The horrors lead us, however, into the close of the episode, which is ultimately positive and offers us a path of hope and wonder, if we’re willing to embrace it. By beginning with the birth of the universe, and taking us through all of the ground the series covered—all of the footage is from prior episodes—Sagan draws together things as disparate as Kepler and evolution and the Big Bang and laughter and dancing and the space shuttle launch. The ending is uplifting; and yet, for me, the first half of the episode is what looms largest in my memory. Though the ending is beautiful, and remains in the mind’s eye for a long time afterwards, the power of Sagan’s nightmare is what lingers forever. It could easily become real—and that’s what makes the ending matter. It’s not just joy without substance; it’s joy tempered by the knowledge of our potential self-destruction. It’s joy with a goal.
The point of Cosmos, in the end, seems to be about unity, science and survival. Science is a way to express our longing, like rituals, to be a part of and understand the cosmos, but:
“Its only sacred truth is that there are no sacred truths. All assumptions must be critically examined. Arguments from authority are worthless. Whatever is inconsistent with the facts, no matter how fond of it we are, must be discarded or revised. Science is not perfect. It’s often misused. […] But it’s the best tool we have.”
Science is how we can know the star stuff out of which we are made, and know ourselves. It’s how we can conquer deadly ignorance, and continue to survive—so long as we try harder, and communicate with each other, and try to conquer social injustices to create a unified planet. Cosmos is, finally, about our sense of wonder.
And that’s a wrap. Thank you for your time, your conversations, and your Sagan-esque enthusiasm.

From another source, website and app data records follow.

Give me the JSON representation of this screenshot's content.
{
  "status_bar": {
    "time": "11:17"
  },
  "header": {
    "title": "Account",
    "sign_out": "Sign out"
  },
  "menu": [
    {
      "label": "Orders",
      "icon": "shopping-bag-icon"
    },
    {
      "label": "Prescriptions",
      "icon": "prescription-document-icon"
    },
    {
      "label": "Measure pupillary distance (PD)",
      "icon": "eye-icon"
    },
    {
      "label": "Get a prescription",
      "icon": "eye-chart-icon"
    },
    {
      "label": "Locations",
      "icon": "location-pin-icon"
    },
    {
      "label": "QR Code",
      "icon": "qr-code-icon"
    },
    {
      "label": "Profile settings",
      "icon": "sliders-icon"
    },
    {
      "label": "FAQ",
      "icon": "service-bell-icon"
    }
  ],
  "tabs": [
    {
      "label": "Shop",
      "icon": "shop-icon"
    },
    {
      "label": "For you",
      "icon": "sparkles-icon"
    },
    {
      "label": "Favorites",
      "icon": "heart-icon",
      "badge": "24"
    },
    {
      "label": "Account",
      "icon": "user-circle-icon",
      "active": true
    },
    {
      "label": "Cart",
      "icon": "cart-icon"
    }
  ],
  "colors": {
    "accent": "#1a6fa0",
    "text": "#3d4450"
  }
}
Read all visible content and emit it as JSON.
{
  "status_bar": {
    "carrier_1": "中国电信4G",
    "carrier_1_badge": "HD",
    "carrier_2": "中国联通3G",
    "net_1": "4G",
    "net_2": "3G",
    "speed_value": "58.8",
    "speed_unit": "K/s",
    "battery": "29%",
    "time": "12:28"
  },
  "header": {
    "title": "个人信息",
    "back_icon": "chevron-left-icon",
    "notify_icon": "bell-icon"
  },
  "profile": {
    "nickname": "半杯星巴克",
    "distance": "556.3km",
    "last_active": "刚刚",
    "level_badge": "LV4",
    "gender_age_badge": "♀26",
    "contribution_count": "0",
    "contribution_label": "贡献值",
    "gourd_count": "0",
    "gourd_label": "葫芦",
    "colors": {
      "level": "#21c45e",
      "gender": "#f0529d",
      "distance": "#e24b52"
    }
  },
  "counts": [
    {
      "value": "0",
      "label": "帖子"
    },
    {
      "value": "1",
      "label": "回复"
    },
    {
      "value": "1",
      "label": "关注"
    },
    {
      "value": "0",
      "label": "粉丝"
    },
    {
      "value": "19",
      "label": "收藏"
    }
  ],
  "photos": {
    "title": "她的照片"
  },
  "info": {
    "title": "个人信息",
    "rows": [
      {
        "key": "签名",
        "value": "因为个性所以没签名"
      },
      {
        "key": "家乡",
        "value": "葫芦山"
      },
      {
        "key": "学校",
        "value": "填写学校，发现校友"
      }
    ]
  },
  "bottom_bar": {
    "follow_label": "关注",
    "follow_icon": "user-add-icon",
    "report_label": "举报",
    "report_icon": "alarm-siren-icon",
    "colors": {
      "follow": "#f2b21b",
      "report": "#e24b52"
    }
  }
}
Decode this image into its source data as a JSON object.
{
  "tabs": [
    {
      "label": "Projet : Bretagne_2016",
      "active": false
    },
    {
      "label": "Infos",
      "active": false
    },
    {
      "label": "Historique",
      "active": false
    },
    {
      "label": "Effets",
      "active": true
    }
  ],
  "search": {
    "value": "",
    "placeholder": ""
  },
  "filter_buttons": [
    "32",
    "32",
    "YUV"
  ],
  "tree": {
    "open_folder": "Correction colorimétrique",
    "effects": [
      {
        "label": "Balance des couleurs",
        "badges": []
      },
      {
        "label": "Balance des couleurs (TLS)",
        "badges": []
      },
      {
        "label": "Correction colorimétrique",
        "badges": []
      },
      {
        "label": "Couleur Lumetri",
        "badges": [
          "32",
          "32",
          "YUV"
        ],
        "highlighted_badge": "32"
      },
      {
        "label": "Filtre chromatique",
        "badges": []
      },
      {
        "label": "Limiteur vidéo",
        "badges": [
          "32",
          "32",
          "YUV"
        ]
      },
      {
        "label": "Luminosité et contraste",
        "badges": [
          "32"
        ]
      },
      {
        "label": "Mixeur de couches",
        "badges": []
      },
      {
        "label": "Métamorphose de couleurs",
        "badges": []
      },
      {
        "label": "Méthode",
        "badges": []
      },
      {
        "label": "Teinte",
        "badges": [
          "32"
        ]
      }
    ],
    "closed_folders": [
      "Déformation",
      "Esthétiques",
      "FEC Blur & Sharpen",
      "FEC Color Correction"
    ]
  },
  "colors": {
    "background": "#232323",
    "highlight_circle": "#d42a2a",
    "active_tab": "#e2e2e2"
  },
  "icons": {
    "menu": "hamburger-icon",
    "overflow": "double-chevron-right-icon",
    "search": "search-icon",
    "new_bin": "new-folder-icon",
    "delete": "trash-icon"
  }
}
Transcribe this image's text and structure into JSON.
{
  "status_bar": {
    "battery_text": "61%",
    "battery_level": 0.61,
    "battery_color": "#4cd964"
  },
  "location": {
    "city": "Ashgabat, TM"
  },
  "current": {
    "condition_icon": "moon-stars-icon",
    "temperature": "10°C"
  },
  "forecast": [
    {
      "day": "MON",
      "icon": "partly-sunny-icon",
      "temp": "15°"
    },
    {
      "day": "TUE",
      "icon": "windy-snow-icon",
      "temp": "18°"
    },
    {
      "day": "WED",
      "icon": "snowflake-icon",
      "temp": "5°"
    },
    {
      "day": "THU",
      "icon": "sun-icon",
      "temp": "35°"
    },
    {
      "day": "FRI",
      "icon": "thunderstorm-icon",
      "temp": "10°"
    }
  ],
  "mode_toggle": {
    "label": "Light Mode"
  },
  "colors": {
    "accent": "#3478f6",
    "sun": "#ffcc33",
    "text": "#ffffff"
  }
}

Brit Mandelo is a writer, critic, and editor whose primary fields of interest are speculative fiction and queer literature, especially when the two coincide. She can be found on Twitter or her website.